* Description of the task *
Scan the records for the word "cart". Report each line where it occurs.

Data records for software interfaces:

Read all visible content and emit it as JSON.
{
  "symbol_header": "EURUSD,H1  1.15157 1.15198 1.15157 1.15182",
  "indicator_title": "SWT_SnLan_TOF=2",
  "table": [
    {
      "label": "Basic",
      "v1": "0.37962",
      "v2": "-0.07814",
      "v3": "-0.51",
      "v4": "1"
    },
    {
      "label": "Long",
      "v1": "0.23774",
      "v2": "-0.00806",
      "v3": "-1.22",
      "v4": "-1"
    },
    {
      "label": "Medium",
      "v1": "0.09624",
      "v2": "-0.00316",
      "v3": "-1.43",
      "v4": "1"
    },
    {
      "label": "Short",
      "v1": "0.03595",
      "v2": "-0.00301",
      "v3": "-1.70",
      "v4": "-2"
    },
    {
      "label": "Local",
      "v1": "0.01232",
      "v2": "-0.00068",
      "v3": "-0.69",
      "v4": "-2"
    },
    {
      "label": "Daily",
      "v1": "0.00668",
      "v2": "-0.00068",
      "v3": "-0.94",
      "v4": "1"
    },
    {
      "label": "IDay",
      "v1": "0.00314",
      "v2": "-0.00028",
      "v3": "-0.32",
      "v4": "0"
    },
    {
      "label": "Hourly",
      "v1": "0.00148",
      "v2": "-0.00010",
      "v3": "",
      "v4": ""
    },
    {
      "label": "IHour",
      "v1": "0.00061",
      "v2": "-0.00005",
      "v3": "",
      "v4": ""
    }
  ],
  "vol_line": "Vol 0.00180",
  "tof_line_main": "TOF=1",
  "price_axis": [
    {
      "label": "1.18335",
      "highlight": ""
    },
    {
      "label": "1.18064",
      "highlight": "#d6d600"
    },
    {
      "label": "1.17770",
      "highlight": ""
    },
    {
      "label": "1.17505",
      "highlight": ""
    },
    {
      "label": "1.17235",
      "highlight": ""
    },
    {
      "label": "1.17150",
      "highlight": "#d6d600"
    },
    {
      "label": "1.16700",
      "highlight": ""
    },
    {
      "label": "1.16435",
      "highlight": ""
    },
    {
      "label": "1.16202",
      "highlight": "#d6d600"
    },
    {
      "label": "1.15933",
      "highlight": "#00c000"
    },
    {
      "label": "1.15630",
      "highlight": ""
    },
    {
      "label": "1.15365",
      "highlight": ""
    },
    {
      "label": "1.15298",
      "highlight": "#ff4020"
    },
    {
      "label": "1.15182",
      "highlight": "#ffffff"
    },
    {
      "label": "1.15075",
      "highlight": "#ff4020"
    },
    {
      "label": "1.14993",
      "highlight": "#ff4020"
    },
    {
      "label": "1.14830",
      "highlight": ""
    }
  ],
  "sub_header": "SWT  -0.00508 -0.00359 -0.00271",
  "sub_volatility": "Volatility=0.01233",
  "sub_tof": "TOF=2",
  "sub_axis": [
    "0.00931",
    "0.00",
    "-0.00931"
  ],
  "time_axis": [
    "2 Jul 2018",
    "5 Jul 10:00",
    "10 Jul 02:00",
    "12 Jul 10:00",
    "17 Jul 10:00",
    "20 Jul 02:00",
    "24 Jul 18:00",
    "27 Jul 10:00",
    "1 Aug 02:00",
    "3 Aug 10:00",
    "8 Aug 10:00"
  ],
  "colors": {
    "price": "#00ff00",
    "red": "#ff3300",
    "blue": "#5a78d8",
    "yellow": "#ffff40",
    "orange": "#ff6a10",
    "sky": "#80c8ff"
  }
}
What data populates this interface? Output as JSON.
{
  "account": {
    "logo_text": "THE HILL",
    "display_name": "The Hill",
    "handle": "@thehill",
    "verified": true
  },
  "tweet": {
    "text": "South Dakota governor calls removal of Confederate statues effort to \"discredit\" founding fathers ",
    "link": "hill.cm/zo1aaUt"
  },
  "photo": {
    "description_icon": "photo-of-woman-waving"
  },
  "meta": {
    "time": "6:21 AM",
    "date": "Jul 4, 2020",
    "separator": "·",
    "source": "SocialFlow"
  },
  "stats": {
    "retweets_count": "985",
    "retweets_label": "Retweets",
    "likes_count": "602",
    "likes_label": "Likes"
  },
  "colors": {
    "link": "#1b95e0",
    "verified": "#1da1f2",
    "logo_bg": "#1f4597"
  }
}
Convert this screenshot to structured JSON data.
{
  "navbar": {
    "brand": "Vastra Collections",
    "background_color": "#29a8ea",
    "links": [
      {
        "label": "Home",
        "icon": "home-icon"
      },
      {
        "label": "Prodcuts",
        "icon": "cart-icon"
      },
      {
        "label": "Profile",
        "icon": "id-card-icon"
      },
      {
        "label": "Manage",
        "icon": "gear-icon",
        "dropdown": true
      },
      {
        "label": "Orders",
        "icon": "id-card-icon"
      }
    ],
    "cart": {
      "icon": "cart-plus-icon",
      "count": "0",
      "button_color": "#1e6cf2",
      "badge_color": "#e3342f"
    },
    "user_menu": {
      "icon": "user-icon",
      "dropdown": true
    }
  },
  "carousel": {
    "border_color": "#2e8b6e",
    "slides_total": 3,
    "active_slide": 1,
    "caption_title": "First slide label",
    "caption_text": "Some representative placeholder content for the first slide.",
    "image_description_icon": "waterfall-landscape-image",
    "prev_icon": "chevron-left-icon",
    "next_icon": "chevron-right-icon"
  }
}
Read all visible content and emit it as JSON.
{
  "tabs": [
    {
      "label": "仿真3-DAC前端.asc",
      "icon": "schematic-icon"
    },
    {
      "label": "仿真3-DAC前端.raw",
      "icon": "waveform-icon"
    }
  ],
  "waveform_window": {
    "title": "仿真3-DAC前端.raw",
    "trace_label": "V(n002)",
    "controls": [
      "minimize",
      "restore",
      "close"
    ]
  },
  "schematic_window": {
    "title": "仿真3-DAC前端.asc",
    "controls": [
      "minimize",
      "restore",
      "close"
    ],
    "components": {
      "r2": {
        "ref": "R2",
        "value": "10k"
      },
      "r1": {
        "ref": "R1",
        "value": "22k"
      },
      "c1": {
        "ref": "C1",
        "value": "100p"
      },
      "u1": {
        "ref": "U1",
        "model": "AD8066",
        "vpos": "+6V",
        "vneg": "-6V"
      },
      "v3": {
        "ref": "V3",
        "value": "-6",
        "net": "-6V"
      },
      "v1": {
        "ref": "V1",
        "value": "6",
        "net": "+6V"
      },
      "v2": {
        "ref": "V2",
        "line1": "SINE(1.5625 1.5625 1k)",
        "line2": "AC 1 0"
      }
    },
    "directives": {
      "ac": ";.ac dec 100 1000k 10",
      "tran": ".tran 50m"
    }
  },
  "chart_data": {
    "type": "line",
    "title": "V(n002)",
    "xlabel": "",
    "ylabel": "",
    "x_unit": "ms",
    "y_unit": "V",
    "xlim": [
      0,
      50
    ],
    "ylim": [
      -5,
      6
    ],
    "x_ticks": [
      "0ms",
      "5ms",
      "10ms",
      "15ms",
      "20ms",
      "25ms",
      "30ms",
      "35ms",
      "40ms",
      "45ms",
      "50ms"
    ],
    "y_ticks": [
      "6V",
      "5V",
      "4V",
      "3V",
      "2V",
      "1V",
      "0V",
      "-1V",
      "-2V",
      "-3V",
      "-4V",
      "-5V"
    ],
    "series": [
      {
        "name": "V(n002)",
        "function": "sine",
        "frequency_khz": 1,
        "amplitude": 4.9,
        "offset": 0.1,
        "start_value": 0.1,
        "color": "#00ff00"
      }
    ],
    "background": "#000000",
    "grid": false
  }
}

* Answer to this exercise *
        "icon": "cart-icon"
    "cart": {
      "icon": "cart-plus-icon",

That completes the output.